On my recent trip delving into the history of the Jewish people in Barbados, I learnt about the tragic history of two peoples – the Jewish and Black races; both uprooted from their homelands and cast together as destiny would have it  on this Caribbean island. Because there are so few Jews living in Barbados today, many are unaware of its rich history in terms of providing a haven for the Jews fleeing persecution.

The Spanish inquisition in the 17th century was the cruellest episode in Sephardic history, whereby the Jews were tortured and killed for their faith over a period of 300 years. The persecuted attempted to flee and as a result were flung far across the world from India to Brazil and to the Caribbean.

The Jews who arrived in Barbados in 1628 were those fleeing from the Portuguese who brought the inquisition to Brazil. Oliver Cromwell had requested that the Jews expelled from Brazil come to the British colony of Barbados where he would give them citizenship.

The Jews, in return, with their technological experts, would bring sugar to the island and make its cultivation efficient. Due to this engineering contribution, Barbados became the world leader in sugar production. In 1654, nearly 300 Jews lived in Barbados but in 1668 due to jealous British business men, the Jews who had enriched the economy immeasurably, were banned from all forms of trade and forced to live in a ghetto in the capital.

The streets of the ghetto were known as Tudor, James and Swan Street. The latter, also known as Jew Street, is where merchants set up lively street markets which, although no longer inhabited by Jews, are still active today.

This area was also where jews set up the first synagogue, the Nidhe Israel and established the oldest Jewish burial ground in the western world. Tragically in the hurricane of 1831, a massive hurricane devastated much of the island including the synagogue. This prompted emigration of the Jewish community which continued for nearly 100 years until 1929 when the synagogue was sold to a local lawyer as there were no more attendees. The synagogue has since been lovingly restored to its former glory and exists today.

It wasn’t until 1931 that a new immigration arrived from Poland followed by 40 families fleeing rising antisemitism and Hitler. Again Barbados became a haven for the Jews. Much is known about the savage history of slavery without knowing that the Jewish ghetto was a stones throw from the slave market and from the harbour where half starved Africans disembarked and were prepared for sale.

Close by there is a plaque commemorating the spot where slaves fleeing cruel masters were brought to be publicly whipped for the crime of escape . So much of the painful history of both races was concentrated into a such small area of the island.

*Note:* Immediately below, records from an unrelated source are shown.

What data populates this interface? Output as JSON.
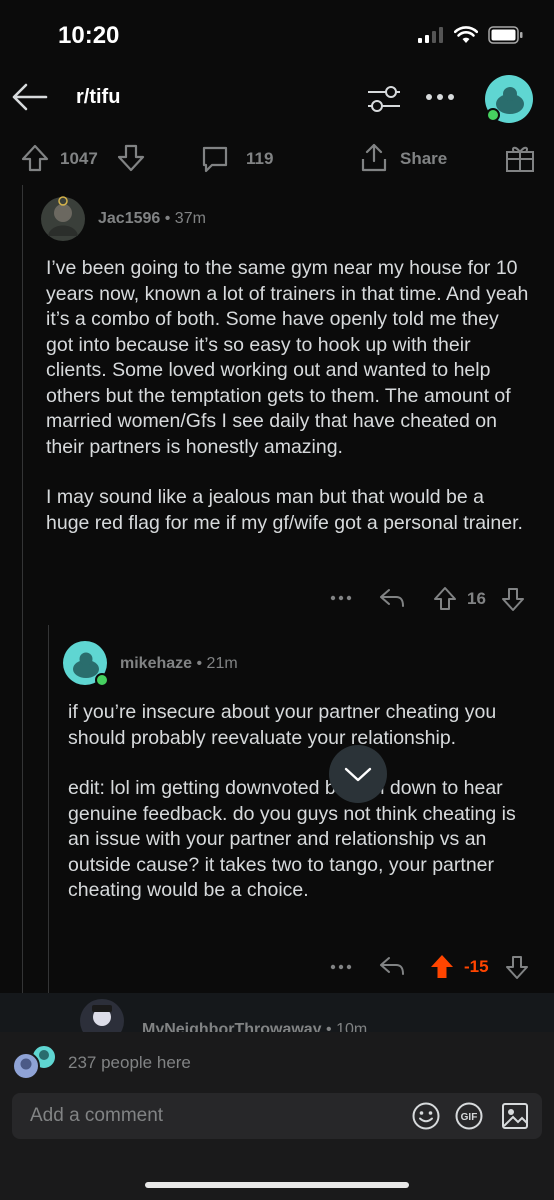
{
  "status_bar": {
    "time": "10:20"
  },
  "header": {
    "subreddit": "r/tifu"
  },
  "post_actions": {
    "upvotes": "1047",
    "comments": "119",
    "share_label": "Share"
  },
  "comments": [
    {
      "username": "Jac1596",
      "age": "37m",
      "paragraphs": [
        "I’ve been going to the same gym near my house for 10 years now, known a lot of trainers in that time. And yeah it’s a combo of both. Some have openly told me they got into because it’s so easy to hook up with their clients. Some loved working out and wanted to help others but the temptation gets to them. The amount of married women/Gfs I see daily that have cheated on their partners is honestly amazing.",
        "I may sound like a jealous man but that would be a huge red flag for me if my gf/wife got a personal trainer."
      ],
      "score": "16"
    },
    {
      "username": "mikehaze",
      "age": "21m",
      "paragraphs": [
        "if you’re insecure about your partner cheating you should probably reevaluate your relationship.",
        "edit: lol im getting downvoted but am down to hear genuine feedback. do you guys not think cheating is an issue with your partner and relationship vs an outside cause? it takes two to tango, your partner cheating would be a choice."
      ],
      "score": "-15"
    },
    {
      "username": "MyNeighborThrowaway",
      "age": "10m"
    }
  ],
  "presence": {
    "text": "237 people here"
  },
  "comment_input": {
    "placeholder": "Add a comment"
  },
  "colors": {
    "upvoted": "#ff4500",
    "muted": "#818384",
    "avatar_teal": "#5fd6d2",
    "online": "#46d160"
  },
  "icons": [
    "back-arrow-icon",
    "filter-icon",
    "more-icon",
    "upvote-icon",
    "downvote-icon",
    "comment-icon",
    "share-icon",
    "award-icon",
    "reply-icon",
    "chevron-down-icon",
    "emoji-icon",
    "gif-icon",
    "image-icon"
  ]
}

The heartbreaking history of the black people in Barbados is well documented and now huge research is being done into the archives of the little known history of the Jews. The sprawling, old leprosy Colony has been converted into the centre for Jewish archives where their memory can be preserved. The archives on 800 Jews dating back to 1635 are contained in crumbling, leather-bound books which are works of art in themselves. They are being digitised page by page by workers who sit in the dark all day undertaking this epic task.Most tourists lying on sandy beaches are not aware of the history of the island or the current endeavour to research its Jewish past.

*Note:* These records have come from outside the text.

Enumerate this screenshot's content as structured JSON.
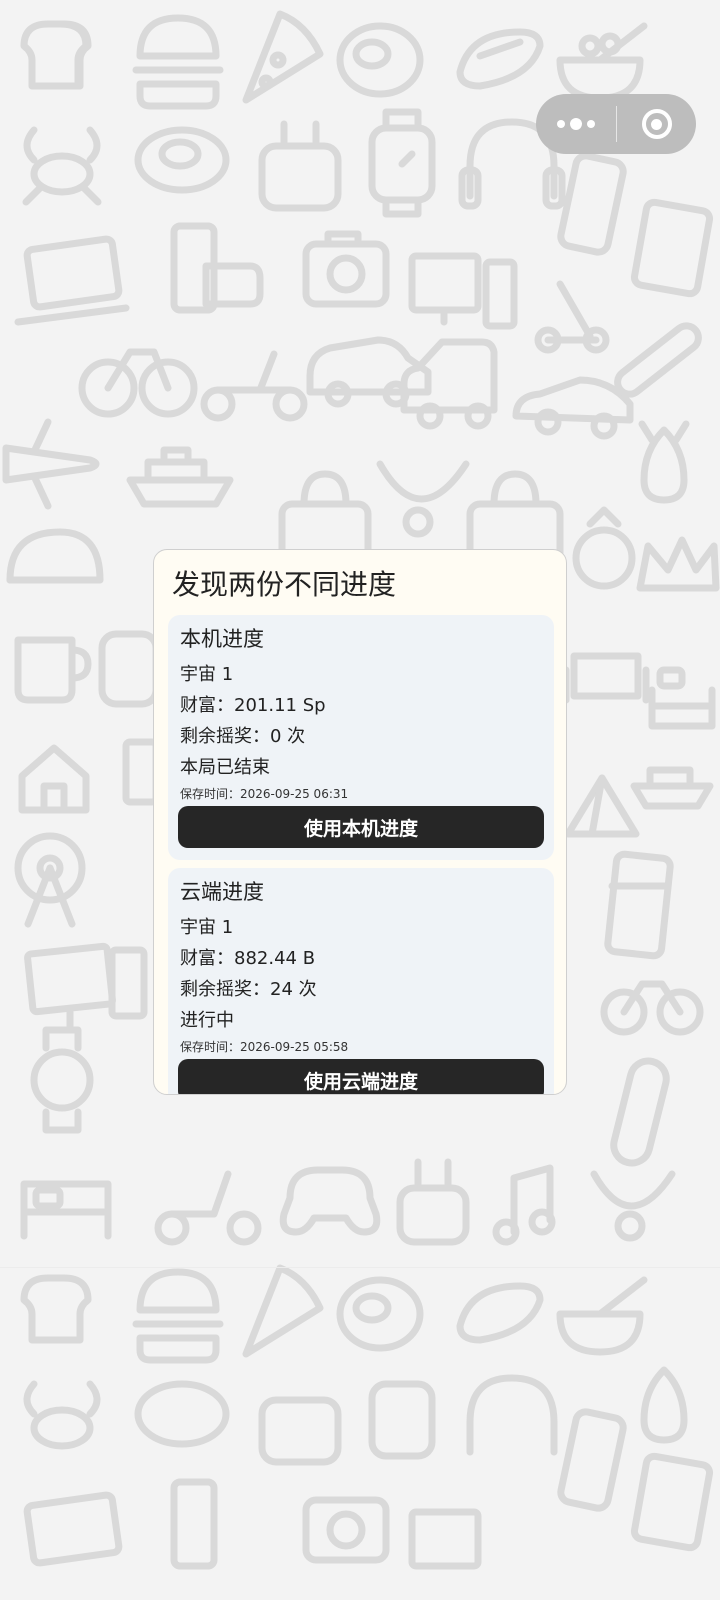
{
  "menu_capsule": {
    "more_icon": "more-dots-icon",
    "close_icon": "target-circle-icon"
  },
  "dialog": {
    "title": "发现两份不同进度",
    "local": {
      "title": "本机进度",
      "universe": "宇宙 1",
      "wealth": "财富：201.11 Sp",
      "remaining": "剩余摇奖：0 次",
      "status": "本局已结束",
      "saved_time": "保存时间：2026-09-25 06:31",
      "button": "使用本机进度"
    },
    "cloud": {
      "title": "云端进度",
      "universe": "宇宙 1",
      "wealth": "财富：882.44 B",
      "remaining": "剩余摇奖：24 次",
      "status": "进行中",
      "saved_time": "保存时间：2026-09-25 05:58",
      "button": "使用云端进度"
    }
  },
  "colors": {
    "background": "#f3f3f3",
    "pattern_stroke": "#d9d9d9",
    "dialog_bg": "#fffcf3",
    "card_bg": "#eff3f7",
    "button_bg": "#262626",
    "button_text": "#ffffff"
  }
}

There is a Barbados of cafes, nightclubs, excursions and wonderful hotels like Cobblers Cove, a luxurious boutique hotel located on the west coast of Barbados, where we stayed.

We enjoyed some pretty amazing restaurants, which had the all industrial cool of eateries in New York or London. The highlight of our restaurant experience was the high-end Champers, which has breathtaking ocean views and delicious seafood.

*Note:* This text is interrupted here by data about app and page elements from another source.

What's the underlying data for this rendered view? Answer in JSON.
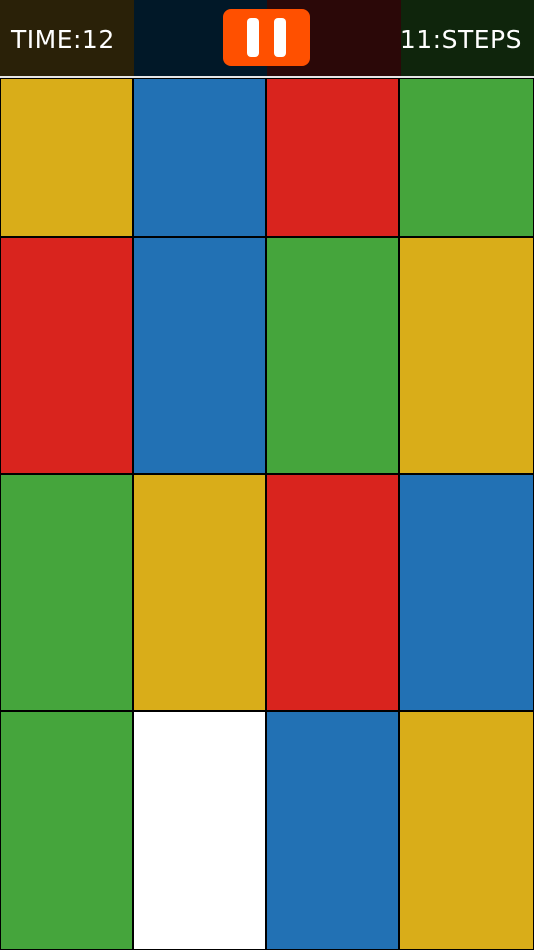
{
  "hud": {
    "time_text": "TIME:12",
    "steps_text": "11:STEPS",
    "pause_icon": "pause-icon"
  },
  "colors": {
    "yellow": "#d9ad19",
    "blue": "#2271b4",
    "red": "#d9241e",
    "green": "#45a53c",
    "white": "#ffffff",
    "pause_button": "#ff5000",
    "header_segments": [
      "#2a2108",
      "#011828",
      "#2b0808",
      "#0f250c"
    ]
  },
  "grid": {
    "rows": [
      [
        "yellow",
        "blue",
        "red",
        "green"
      ],
      [
        "red",
        "blue",
        "green",
        "yellow"
      ],
      [
        "green",
        "yellow",
        "red",
        "blue"
      ],
      [
        "green",
        "white",
        "blue",
        "yellow"
      ]
    ]
  }
}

This is a magical holiday resort and whether the intention is to trace the island’s rich past  or to enjoy its wonderful hotels and restaurants – Barbados, has to be the best of all the Caribbean islands. For me it has been an eye-opener  because although I have holidayed on this magnificent island before, I did not fully appreciate the enormity of gift to humanity and to mankind made by the the slave liberator William Wilberforce.

See more here: https://www.visitbarbados.org/